In June, Charlotte resident Andy Ball headed to the South Carolina coast for a summer escape.

“We were down with five other friends on a reunion of sorts – South Mecklenburg High School class of 1985,” Ball said. During the trip, Georgetown Coastal Adventures’ Captain Dan Scarborough took Ball and his friends out to the Winyah Bay jetties to target large red drum.

The friends got what they came for – including a three-and-a-half-foot bull red that topped out at 30 pounds, which Ball reeled in after a challenging fight.

The fishermen could tell it had been caught before: a plastic yellow tag protruded from the spottail’s back.

Tags are thin, nylon cords that let biologists track fish and other marine animals. Each tag has a unique number identifying that fish and the SCDNR number to call and report recaptures. Since the 1970s, SCDNR biologists have operated a volunteer tagging program whereby recreational anglers can turn their fishing trips into valuable scientific information by tagging the fish they’re already catching and releasing. Using a specialized tagging device, researchers and volunteer anglers typically insert the tag into the muscle of a fish just by the dorsal fin. Harmless to the fish, the tags can remain anchored there for decades as the fish grows.

Andy Ball contacted SCDNR’s tagging coordinator, Morgan Hart, to report the tag number and details of the red drum he’d recaptured. Every time a tagged fish is reported, Hart sends detailed updates about the fish’s history to both the original taggers and the recapturers. It’s a neat way to see where a particular fish has traveled since you last saw it.

When Hart ran the fish’s history, she was amazed – it had first been tagged over 21 years prior.

“I could tell right away that the tag report was special,” Hart said. “The tag number was different than anything I had seen recaptured before. Once I realized how long ago it was tagged, I think my mouth literally fell open.”

“I reached out to the original tagger, Kevin Mischke, and he was delighted to hear that one of his fish was still contributing to the population,” Hart said.

Mischke was an active volunteer tagger from 1990 to 2006. In 1997, he’d caught a large red drum at Wappoo Cut, near his home on James Island. Mischke tagged the fish with a yellow, nylon tag labeled ‘A033559.’

When Mischke caught it, the red drum was already a mature fish at 35 inches – meaning he/she is now likely to be well older than 21 years of age. SCDNR research has shown red drum are impressively long-lived fish, with biologists documenting fish up to 40 years old.

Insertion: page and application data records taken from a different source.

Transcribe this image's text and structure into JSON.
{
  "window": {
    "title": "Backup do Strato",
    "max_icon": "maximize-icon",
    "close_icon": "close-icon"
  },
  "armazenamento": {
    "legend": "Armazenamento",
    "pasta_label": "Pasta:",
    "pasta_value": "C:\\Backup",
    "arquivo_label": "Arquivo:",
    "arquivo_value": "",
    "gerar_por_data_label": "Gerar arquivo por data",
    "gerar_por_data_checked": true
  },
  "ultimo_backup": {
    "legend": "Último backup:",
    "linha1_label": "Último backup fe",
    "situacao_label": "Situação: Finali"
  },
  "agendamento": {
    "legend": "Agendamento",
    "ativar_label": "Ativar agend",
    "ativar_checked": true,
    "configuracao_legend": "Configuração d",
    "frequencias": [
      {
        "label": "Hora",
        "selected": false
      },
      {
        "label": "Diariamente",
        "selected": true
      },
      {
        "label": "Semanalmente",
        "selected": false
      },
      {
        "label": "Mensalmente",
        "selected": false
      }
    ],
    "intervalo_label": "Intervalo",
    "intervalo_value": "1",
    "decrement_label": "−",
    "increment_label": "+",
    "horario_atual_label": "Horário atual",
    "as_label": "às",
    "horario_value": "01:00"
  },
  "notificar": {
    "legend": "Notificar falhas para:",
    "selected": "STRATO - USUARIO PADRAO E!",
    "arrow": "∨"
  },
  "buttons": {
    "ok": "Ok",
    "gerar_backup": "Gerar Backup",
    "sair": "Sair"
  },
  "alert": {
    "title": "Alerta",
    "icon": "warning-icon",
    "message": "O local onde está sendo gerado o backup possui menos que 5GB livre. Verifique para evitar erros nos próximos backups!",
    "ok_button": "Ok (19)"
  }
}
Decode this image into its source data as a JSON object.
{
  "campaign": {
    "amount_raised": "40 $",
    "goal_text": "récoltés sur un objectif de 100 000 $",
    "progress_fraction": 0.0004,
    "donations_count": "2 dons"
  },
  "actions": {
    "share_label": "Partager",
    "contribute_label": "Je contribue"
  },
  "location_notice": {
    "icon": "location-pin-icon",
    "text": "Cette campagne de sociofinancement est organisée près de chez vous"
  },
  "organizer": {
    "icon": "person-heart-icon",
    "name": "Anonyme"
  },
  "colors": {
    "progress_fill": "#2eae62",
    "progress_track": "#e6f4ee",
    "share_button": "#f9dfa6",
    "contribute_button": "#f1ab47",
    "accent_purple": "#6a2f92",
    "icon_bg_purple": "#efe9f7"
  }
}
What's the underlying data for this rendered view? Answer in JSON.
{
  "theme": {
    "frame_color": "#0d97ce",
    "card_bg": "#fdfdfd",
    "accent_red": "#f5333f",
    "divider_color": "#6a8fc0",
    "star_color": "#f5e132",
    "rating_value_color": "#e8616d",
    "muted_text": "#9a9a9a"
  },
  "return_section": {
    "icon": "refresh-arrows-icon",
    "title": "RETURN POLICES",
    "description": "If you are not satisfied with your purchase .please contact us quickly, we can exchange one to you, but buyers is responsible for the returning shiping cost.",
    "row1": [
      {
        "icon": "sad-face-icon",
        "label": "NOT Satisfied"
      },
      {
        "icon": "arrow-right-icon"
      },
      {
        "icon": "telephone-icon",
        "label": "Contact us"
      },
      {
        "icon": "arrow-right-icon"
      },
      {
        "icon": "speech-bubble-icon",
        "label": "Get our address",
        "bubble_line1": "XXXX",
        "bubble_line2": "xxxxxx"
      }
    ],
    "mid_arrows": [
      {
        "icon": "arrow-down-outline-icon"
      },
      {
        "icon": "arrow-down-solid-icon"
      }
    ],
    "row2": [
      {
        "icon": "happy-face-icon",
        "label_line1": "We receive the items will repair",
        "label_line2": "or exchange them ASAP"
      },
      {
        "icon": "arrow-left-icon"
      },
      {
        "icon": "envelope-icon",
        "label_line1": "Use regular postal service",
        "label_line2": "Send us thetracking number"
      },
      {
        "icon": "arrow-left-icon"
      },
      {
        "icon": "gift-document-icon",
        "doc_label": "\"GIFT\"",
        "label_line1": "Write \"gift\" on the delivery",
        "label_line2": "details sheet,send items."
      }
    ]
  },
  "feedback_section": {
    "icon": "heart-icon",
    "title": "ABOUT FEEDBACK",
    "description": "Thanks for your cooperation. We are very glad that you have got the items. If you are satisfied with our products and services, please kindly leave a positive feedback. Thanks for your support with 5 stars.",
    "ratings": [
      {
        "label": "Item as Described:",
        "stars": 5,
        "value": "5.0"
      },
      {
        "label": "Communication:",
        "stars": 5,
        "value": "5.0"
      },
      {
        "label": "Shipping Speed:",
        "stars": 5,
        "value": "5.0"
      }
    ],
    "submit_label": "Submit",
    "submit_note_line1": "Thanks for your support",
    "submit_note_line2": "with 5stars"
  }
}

A decade later, redfish ‘A033559’ showed up once again in the records, when angler Warren Wood caught and measured the fish in 2008. By this time, the red drum had grown five inches and migrated to Georgetown, where Wood reported catching it off the Winyah Bay jetties.

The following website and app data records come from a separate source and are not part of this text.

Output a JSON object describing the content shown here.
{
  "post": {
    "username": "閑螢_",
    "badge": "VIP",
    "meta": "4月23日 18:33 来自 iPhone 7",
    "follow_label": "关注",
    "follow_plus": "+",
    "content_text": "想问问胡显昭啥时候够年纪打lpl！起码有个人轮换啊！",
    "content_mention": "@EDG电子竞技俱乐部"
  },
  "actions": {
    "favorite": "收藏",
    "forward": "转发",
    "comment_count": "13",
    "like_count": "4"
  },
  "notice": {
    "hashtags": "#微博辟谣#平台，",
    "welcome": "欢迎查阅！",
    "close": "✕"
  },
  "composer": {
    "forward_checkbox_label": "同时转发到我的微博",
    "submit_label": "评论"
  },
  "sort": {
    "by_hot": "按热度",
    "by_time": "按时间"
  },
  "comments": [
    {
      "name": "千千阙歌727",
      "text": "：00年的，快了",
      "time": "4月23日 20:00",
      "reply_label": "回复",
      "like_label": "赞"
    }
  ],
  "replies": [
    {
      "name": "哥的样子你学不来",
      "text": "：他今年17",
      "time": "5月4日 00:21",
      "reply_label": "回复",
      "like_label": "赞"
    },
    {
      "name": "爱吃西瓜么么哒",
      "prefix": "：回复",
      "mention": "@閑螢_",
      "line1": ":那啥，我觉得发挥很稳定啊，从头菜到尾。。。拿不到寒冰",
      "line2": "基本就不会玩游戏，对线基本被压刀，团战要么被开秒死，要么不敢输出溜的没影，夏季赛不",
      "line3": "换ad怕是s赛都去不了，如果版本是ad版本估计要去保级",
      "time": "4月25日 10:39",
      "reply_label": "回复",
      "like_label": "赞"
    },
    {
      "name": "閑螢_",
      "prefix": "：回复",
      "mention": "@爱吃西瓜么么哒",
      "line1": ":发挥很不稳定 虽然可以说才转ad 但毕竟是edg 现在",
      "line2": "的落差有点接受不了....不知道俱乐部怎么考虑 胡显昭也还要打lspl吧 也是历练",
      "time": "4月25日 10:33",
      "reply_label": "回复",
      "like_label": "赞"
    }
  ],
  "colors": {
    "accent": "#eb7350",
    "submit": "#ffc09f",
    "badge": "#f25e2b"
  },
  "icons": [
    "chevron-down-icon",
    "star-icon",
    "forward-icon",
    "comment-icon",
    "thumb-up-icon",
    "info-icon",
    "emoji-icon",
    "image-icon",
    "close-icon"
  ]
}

And that’s exactly where Andy Ball caught the fish this summer – no larger this time, but another decade older.